§ Goal of the exercise
Which lines in the data below contain the string "emporeius"? Show each one.
(Beginning of Entries supplied)
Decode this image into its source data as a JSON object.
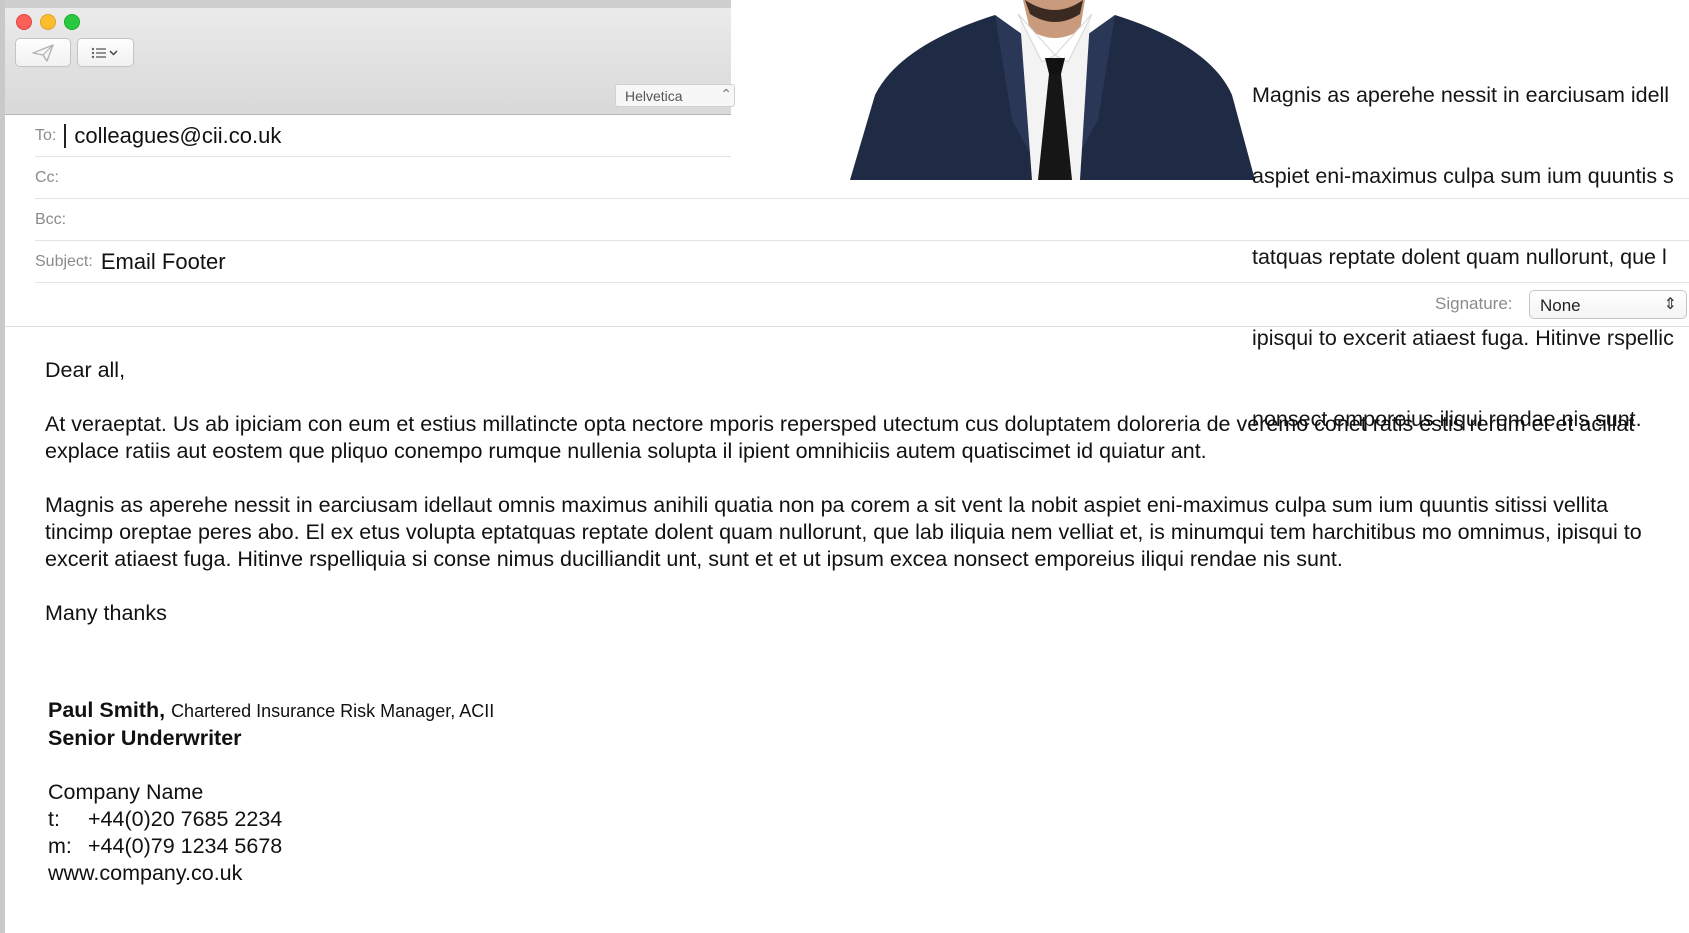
{
  "background_doc": {
    "paragraph_lines": [
      "Magnis as aperehe nessit in earciusam idell",
      "aspiet eni-maximus culpa sum ium quuntis s",
      "tatquas reptate dolent quam nullorunt, que l",
      "ipisqui to excerit atiaest fuga. Hitinve rspellic",
      "nonsect emporeius iliqui rendae nis sunt."
    ]
  },
  "toolbar": {
    "send_icon": "paper-plane-icon",
    "format_icon": "list-icon",
    "font_select": "Helvetica"
  },
  "header": {
    "to_label": "To:",
    "to_value": "colleagues@cii.co.uk",
    "cc_label": "Cc:",
    "cc_value": "",
    "bcc_label": "Bcc:",
    "bcc_value": "",
    "subject_label": "Subject:",
    "subject_value": "Email Footer",
    "signature_label": "Signature:",
    "signature_value": "None"
  },
  "body": {
    "greeting": "Dear all,",
    "paragraph1": "At veraeptat. Us ab ipiciam con eum et estius millatincte opta nectore mporis repersped utectum cus doluptatem doloreria de veremo conet ratis estis rerum et et acillat explace ratiis aut eostem que pliquo conempo rumque nullenia solupta il ipient omnihiciis autem quatiscimet id quiatur ant.",
    "paragraph2": "Magnis as aperehe nessit in earciusam idellaut omnis maximus anihili quatia non pa corem a sit vent la nobit aspiet eni-maximus culpa sum ium quuntis sitissi vellita tincimp oreptae peres abo. El ex etus volupta eptatquas reptate dolent quam nullorunt, que lab iliquia nem velliat et, is minumqui tem harchitibus mo omnimus, ipisqui to excerit atiaest fuga. Hitinve rspelliquia si conse nimus ducilliandit unt, sunt et et ut ipsum excea nonsect emporeius iliqui rendae nis sunt.",
    "closing": "Many thanks"
  },
  "signature": {
    "name": "Paul Smith,",
    "credentials": "Chartered Insurance Risk Manager, ACII",
    "title": "Senior Underwriter",
    "company": "Company Name",
    "phone_label": "t:",
    "phone": "+44(0)20 7685 2234",
    "mobile_label": "m:",
    "mobile": "+44(0)79 1234 5678",
    "website": "www.company.co.uk"
  }
}
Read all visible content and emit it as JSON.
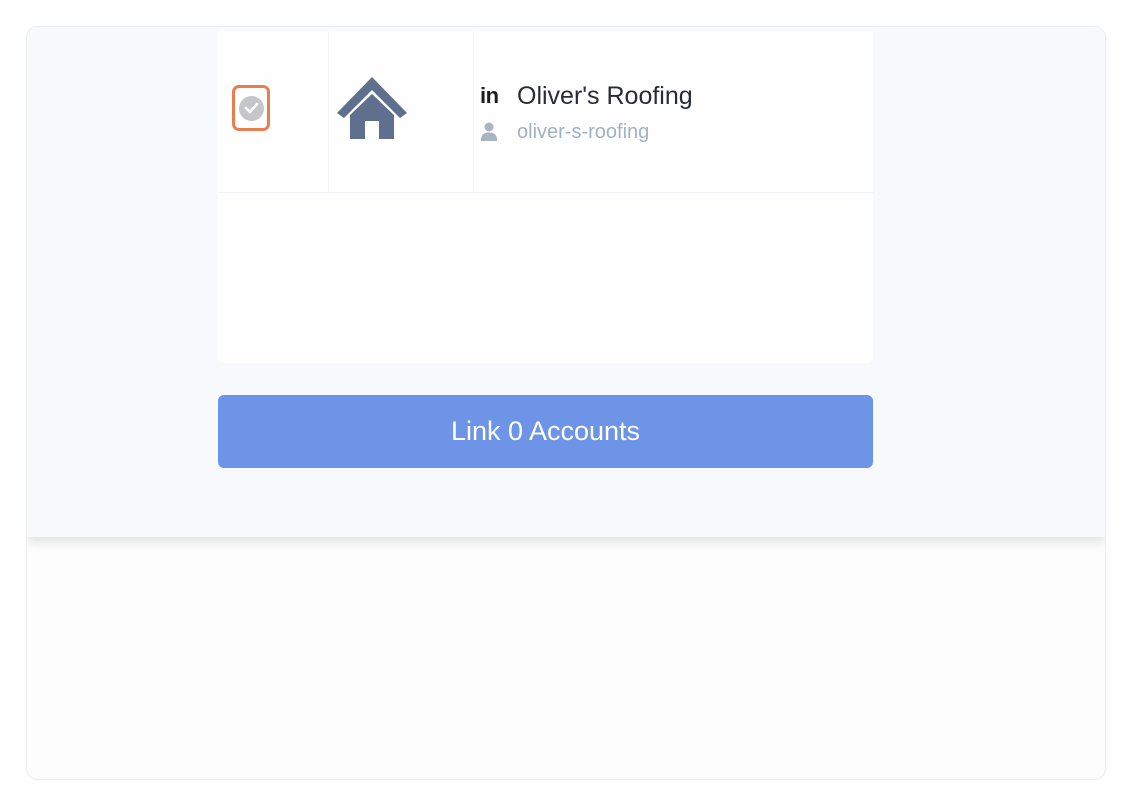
{
  "colors": {
    "accent_button": "#6d94e6",
    "checkbox_border": "#e87d4f",
    "house_icon": "#5f6f8e",
    "handle_text": "#a4b1c4"
  },
  "accounts": [
    {
      "platform_icon": "linkedin-icon",
      "platform_glyph": "in",
      "avatar_icon": "house-icon",
      "name": "Oliver's Roofing",
      "handle_icon": "user-icon",
      "handle": "oliver-s-roofing",
      "checkbox_icon": "check-circle-icon"
    }
  ],
  "actions": {
    "link_label": "Link 0 Accounts"
  }
}
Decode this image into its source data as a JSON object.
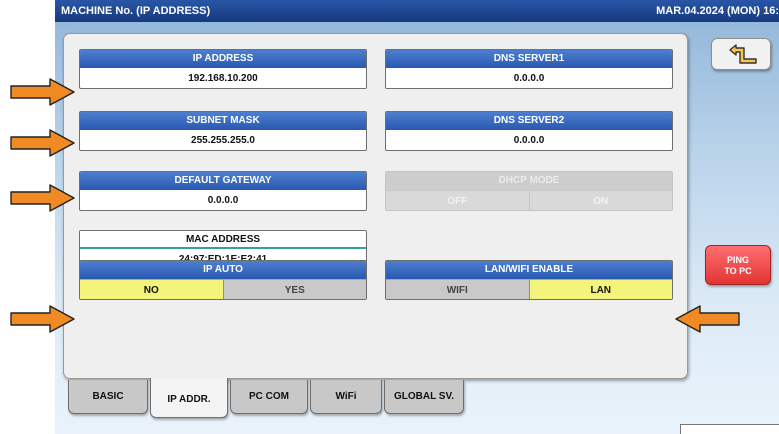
{
  "title": "MACHINE No. (IP ADDRESS)",
  "datetime": "MAR.04.2024 (MON) 16:",
  "fields": {
    "ip_address": {
      "label": "IP ADDRESS",
      "value": "192.168.10.200"
    },
    "dns_server1": {
      "label": "DNS SERVER1",
      "value": "0.0.0.0"
    },
    "subnet_mask": {
      "label": "SUBNET MASK",
      "value": "255.255.255.0"
    },
    "dns_server2": {
      "label": "DNS SERVER2",
      "value": "0.0.0.0"
    },
    "default_gateway": {
      "label": "DEFAULT GATEWAY",
      "value": "0.0.0.0"
    },
    "dhcp_mode": {
      "label": "DHCP MODE",
      "off": "OFF",
      "on": "ON"
    },
    "mac_address": {
      "label": "MAC ADDRESS",
      "value": "24:97:ED:1E:E2:41"
    },
    "ip_auto": {
      "label": "IP AUTO",
      "no": "NO",
      "yes": "YES",
      "selected": "NO"
    },
    "lan_wifi_enable": {
      "label": "LAN/WIFI ENABLE",
      "wifi": "WIFI",
      "lan": "LAN",
      "selected": "LAN"
    }
  },
  "tabs": [
    "BASIC",
    "IP ADDR.",
    "PC COM",
    "WiFi",
    "GLOBAL SV."
  ],
  "active_tab": "IP ADDR.",
  "buttons": {
    "ping_line1": "PING",
    "ping_line2": "TO PC",
    "back_icon": "return-arrow-icon"
  },
  "colors": {
    "header_blue": "#2859b0",
    "selected_yellow": "#f4f47d",
    "ping_red": "#e43434",
    "arrow_orange": "#f08a24"
  }
}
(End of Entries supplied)
§ Solution to this task
      "nonsect emporeius iliqui rendae nis sunt."
    "paragraph2": "Magnis as aperehe nessit in earciusam idellaut omnis maximus anihili quatia non pa corem a sit vent la nobit aspiet eni-maximus culpa sum ium quuntis sitissi vellita tincimp oreptae peres abo. El ex etus volupta eptatquas reptate dolent quam nullorunt, que lab iliquia nem velliat et, is minumqui tem harchitibus mo omnimus, ipisqui to excerit atiaest fuga. Hitinve rspelliquia si conse nimus ducilliandit unt, sunt et et ut ipsum excea nonsect emporeius iliqui rendae nis sunt.",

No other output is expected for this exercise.